3 June – 9 July, 2023
Artbeat presents ‘Luminous Echoes’, Nato Sirbiladze’s firs solo exhibition at the gallery.
The exhibition showcases a combination of works by Georgian, self-taught artist created during different periods starting from 1980s to the present day.
The artist’s multi-layered works are rich with sacred motifs, phantasmagorical signs and collective memory. The exhibited pieces evoke an imaginary portal to a transitory, liminal space, where the boundaries between profane and the sacred, between reality and imagination dissolve. Nato Sirbiladze’s creative process involves a relationship with the ‘other’, the other self that embodies both memory and serves as a catalyst for change. Sirbiladze exhibits a strong identification with various authors, translating the original artist’s images into her own artistic codes.
The artist skillfully constructs enigmatic and captivating worlds within her works. Through the introduction of dreamlike illusions, she intricately blurs the boundaries of time and space, challenging the viewer’s perception. Marine and urban landscapes frequently serve as motifs in her works. Delicate and ethereal expressions of the female form can be observed in settings like Paliastom Lake or the Mediterranean coast, where they radiate the effects of sunlight and the light blue hues. Furthermore, the artist adeptly integrates surrounding landscapes into her artistic forms, creating a dynamic fusion between the human figure and the environment.
One of the main features of Nato Sirbiladze’s work is the exploration of identity as cultural information and the subsequent infusion of vitality into this information. Sirbiladze’s works embody memories within their intricate details, drawing inspiration from various sources such as Georgian painting traditions, medieval wall painting, and the legacy of Niko Pirosmani. Through a visual-linguistic game, the artist skillfully transforms hidden coded information into a luminous matrix.

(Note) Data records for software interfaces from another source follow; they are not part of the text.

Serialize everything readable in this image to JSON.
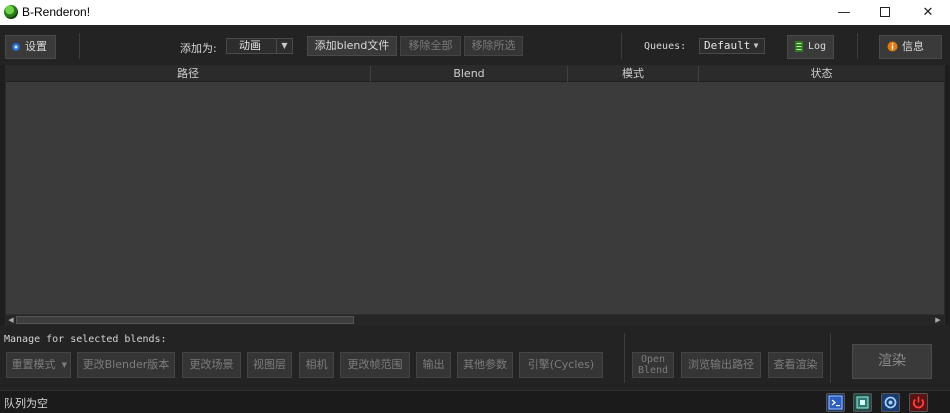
{
  "window": {
    "title": "B-Renderon!",
    "minimize": "—",
    "close": "✕"
  },
  "toolbar": {
    "settings_label": "设置",
    "add_as_label": "添加为:",
    "add_as_value": "动画",
    "add_blend_label": "添加blend文件",
    "remove_all_label": "移除全部",
    "remove_selected_label": "移除所选",
    "queues_label": "Queues:",
    "queues_value": "Default",
    "log_label": "Log",
    "info_label": "信息"
  },
  "table": {
    "columns": [
      "路径",
      "Blend",
      "模式",
      "状态"
    ]
  },
  "bottom": {
    "manage_label": "Manage for selected blends:",
    "buttons": {
      "reset_mode": "重置模式",
      "change_blender": "更改Blender版本",
      "change_scene": "更改场景",
      "view_layer": "视图层",
      "camera": "相机",
      "change_frames": "更改帧范围",
      "output": "输出",
      "other_params": "其他参数",
      "engine": "引擎(Cycles)",
      "open_blend_line1": "Open",
      "open_blend_line2": "Blend",
      "browse_output": "浏览输出路径",
      "view_render": "查看渲染",
      "render": "渲染"
    }
  },
  "status": {
    "text": "队列为空"
  },
  "colors": {
    "accent_green": "#3fae2a",
    "info_orange": "#e07a10",
    "power_red": "#d42020",
    "terminal_blue": "#2a5fbf"
  }
}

Pirosmani’s painting has become an influential symbol for Sirbiladze, as it actively involves us as participants in a secret ritual game, drawing us closer to a profound and meaningful existence.
The exhibition space has been transformed to incorporate black and white colors, found in various details, which evoke the legacy of Pirosmani. This color scheme is an essential element in structuring the exhibition space, as it combines the dual principle of white (light) and black (dark) reflection. The black wall that penetrates the space on a symbolic level mirrors the infinite black background, symbolizing eternity from which light emanates. Sirbiladze’s work appears to be consistently infused with the ritualistic nature of the “black color,” which finds a significant presence in Pirosmani’s paintings. In the depths of the night, we can perceive the presence of the sun and light in the sense of the Areopagite, where darkness is the result of an overwhelming abundance of light emanating from the divine source.
Nato Sirbiladze (b. 1955) was born in Tbilisi, Georgia and after finishing school she continued to study in the Pedagogic Institute to become a teacher. In different periods she worked at the National Library, at the Institute of Management and as a school teacher. Sirbiladze never studied art and started painting at the age of 31. Her artworks are made on paper and several hundreds of them are painted in gouache and aquarelle. Sirbiladze is an artist who has never been part of any artistic schools or groups. She has also rarely been mentioned in the narratives of the local artistic context and has continued her creative path independently. Until recently her representation in public spaces has been limited to a few occasions locally and abroad.
selected solo and group exhibitions:
2022 – ARCO Lisboa 2022 Art Fair, Lisbon, Portugal; ‘Ancient Memory Pictures’, solo exhibition, Georgian Museum of Fine Arts, Tbilisi, Georgia; 2020 – ‘Nine Lipped Goddess’, group exhibition, Artbeat, Tbilisi, Georgia; 2015 – Project of Maya Ghogheliani ‘Days with Me’; 2014-2015 – group exhibition, Folk Center; 2013 – The Literature Museum; 2000-2007 – National Library of Parliament of Georgia; 1995-2004 – Gallery Graph Haidelberg.
Text by Ana Jorjiashvili
Opening: 3 June, 16:00-19:00